    • Horizontal horizon indicator
    • Framing indicator for rule of thirds
  • Ease of upload
    • Google Photos uploaded automatically to Google Photos
    • “Sharing” with Facebook, Messenger, Outlook etc.
  • Assisted focus and exposure
    • Tap to set the focus point by tapping a point on the screen. John demonstrated this feature and the images were impressive.
    • Live HDR
    • Brightness and Shadows slider
    • Portrait Mode that softens the image. Again demonstrated.
    • Night Mode for time-lapse photos




After outlining his reason for selecting the Pixel 4A, John presented a video showing a strip-down of the phone to reveal the working of the optical stabilisation and battery. The video “Google Pixel 4a Teardown! – it’s a tricky little guy…” can be found on YouTube at https://www.youtube.com/watch?v=g9uJXvZOfPM

Figure 4 – Pixel 4A rear camera stabilisation mount.


After viewing the video John compared photos taken with his old Samsung 5A versus those taken with his Pixel 4A. The Pixel 4A photos taken using Focus Select, 4X digital zoom & Portrait mode were very impressive and far better than those taken with the Samsung 5A.  Photos taken using digital zoom were better than you might expect due to the phone’s optical stabiliser, a feature not usually found in a below $600 phone.


John followed by presenting the reasons he now uses the Pixel 4A for taking videos.

  • The lens is optically stabilised
  • Video quality is excellent
    • Rear Camera is 12 Mp with a 7 x zoom, f 1.7, 4032 x 3024 px
    • Video is 4K @ 30 fps or HD @ 120 fps
  • Convenience
    • Always on hand
    • Unobtrusive rather than carrying around a large DSLR.


To demonstrate the video quality John did a walk around his back garden using the Pixel 4A and his Nikon P340 Compact Camera. Videos from both were handheld with the Pixel with its optical stabilisation far outshining the Nikon.


Although the phone was bought mainly for its excellent camera, John has been very impressed with the phone itself. He then summarised his thoughts on the Pixel 4A as a phone.

  • Firstly, it’s made by Google and is a quality phone
  • It doesn’t come pre-loaded with unnecessary extra apps.
  • It comes with the latest Android Operating System (Android 11) and is guaranteed to be updated for the next 3-4 years. Updates will appear before other brands as both the O.S. and phone are made by Google.
  • It has very smart applications designed for Android (refer video below)
  • It’s far better at answering calls than his old Samsung
  • It comes with an earphone jack and earphones!
  • It works great with Google Auto navigation
  • It synchronises with GSuite.
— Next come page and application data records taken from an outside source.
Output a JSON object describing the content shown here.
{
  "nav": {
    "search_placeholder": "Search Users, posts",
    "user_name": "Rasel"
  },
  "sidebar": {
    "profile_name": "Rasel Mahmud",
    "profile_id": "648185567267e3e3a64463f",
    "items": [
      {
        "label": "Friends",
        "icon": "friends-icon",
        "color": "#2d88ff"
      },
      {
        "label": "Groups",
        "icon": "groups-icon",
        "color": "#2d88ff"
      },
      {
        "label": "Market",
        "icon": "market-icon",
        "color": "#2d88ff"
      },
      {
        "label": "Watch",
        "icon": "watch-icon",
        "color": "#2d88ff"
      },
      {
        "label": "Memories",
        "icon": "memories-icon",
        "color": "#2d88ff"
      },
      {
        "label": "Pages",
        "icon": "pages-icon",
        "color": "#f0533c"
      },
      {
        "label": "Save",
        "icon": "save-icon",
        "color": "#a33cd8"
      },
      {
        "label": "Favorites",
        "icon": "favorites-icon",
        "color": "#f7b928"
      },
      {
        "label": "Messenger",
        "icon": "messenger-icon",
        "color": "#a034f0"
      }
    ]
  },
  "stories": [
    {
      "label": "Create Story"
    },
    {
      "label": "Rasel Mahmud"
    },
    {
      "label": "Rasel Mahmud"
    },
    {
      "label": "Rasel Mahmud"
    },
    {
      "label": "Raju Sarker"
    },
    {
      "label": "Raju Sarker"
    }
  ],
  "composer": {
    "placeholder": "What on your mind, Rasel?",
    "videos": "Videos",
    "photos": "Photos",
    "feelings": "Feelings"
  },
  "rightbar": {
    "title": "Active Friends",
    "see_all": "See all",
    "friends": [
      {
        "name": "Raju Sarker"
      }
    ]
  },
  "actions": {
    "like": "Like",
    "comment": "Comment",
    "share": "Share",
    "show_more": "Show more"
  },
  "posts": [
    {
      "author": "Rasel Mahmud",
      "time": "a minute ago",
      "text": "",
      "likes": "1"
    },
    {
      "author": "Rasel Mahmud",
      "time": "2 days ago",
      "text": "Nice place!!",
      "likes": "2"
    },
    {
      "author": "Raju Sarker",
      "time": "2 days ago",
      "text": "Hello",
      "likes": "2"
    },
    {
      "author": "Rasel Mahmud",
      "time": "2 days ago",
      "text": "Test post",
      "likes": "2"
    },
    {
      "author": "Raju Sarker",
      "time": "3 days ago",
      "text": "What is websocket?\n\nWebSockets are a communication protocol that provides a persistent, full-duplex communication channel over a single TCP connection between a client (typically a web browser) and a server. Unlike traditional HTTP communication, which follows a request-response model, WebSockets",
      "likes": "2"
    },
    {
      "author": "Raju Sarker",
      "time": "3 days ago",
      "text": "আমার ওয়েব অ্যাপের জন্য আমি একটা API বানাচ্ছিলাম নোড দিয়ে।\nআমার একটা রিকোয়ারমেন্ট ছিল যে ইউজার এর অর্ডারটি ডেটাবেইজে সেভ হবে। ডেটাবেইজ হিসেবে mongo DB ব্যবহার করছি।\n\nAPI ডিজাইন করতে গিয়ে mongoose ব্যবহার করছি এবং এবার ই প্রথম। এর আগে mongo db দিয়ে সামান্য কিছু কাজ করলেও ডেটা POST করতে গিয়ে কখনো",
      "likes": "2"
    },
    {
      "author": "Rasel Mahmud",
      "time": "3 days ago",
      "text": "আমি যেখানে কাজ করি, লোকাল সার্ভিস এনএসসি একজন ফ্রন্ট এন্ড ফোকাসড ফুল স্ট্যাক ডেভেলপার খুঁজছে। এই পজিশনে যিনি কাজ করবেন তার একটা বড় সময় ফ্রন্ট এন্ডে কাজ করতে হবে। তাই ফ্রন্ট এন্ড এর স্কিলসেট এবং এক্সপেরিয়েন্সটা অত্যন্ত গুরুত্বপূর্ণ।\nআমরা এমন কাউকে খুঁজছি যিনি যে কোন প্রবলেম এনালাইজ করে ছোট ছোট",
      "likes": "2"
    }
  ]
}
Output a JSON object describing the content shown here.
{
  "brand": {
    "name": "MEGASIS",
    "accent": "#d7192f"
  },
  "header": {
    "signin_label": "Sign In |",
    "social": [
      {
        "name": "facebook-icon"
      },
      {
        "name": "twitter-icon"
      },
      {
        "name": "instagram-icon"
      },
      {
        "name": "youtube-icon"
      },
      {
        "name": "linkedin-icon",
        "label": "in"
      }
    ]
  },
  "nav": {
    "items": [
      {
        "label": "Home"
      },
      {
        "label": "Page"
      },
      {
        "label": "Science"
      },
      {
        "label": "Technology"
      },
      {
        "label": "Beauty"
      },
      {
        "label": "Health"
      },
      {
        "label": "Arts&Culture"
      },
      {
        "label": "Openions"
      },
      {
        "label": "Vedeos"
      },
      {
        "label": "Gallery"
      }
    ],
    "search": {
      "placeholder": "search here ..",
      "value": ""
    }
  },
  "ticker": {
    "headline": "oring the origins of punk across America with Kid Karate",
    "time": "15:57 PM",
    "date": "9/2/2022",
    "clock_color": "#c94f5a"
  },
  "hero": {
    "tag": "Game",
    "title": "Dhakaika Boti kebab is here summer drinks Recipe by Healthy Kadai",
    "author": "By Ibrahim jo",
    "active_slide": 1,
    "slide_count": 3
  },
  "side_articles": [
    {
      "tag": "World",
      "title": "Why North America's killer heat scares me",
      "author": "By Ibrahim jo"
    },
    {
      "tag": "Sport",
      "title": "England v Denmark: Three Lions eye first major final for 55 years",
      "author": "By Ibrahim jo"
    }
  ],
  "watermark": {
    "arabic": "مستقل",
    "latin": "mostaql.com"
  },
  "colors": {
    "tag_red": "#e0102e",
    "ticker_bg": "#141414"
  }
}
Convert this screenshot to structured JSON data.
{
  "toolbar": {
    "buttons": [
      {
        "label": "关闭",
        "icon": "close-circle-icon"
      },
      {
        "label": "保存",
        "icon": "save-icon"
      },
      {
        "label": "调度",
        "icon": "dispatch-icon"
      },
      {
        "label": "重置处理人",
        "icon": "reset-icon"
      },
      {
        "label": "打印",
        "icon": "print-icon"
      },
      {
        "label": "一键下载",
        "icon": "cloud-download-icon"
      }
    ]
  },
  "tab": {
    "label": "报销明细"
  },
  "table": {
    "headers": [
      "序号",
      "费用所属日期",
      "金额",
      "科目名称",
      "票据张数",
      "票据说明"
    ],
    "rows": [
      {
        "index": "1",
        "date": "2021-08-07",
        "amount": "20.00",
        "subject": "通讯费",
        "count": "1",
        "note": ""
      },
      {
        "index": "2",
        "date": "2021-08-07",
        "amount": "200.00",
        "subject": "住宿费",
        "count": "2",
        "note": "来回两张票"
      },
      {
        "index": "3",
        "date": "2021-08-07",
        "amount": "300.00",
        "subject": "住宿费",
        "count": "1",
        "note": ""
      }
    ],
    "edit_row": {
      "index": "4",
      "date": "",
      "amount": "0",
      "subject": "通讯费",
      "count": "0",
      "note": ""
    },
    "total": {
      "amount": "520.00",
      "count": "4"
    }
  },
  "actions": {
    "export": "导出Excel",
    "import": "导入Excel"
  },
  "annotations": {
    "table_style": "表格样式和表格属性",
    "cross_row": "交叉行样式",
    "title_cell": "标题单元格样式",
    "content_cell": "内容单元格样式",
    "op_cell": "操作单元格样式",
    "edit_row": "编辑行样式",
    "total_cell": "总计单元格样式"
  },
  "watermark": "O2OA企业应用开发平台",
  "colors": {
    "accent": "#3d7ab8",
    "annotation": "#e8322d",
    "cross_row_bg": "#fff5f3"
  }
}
This is John’s 2021 project now MelbPC is linked to GSuite.


To conclude the presentation John played a YouTube video showcasing many of the Pixel 4A’s new features and how they are used. For anyone considering buying a Pixel 4A this is the video to watch as it gives an excellent coverage of the many features and how to use them. The video is titled “Google Pixel 4a Tips Tricks & Hidden Features + Android 11 !!!” at https://www.youtube.com/watch?v=Hi8r2-dkC2k .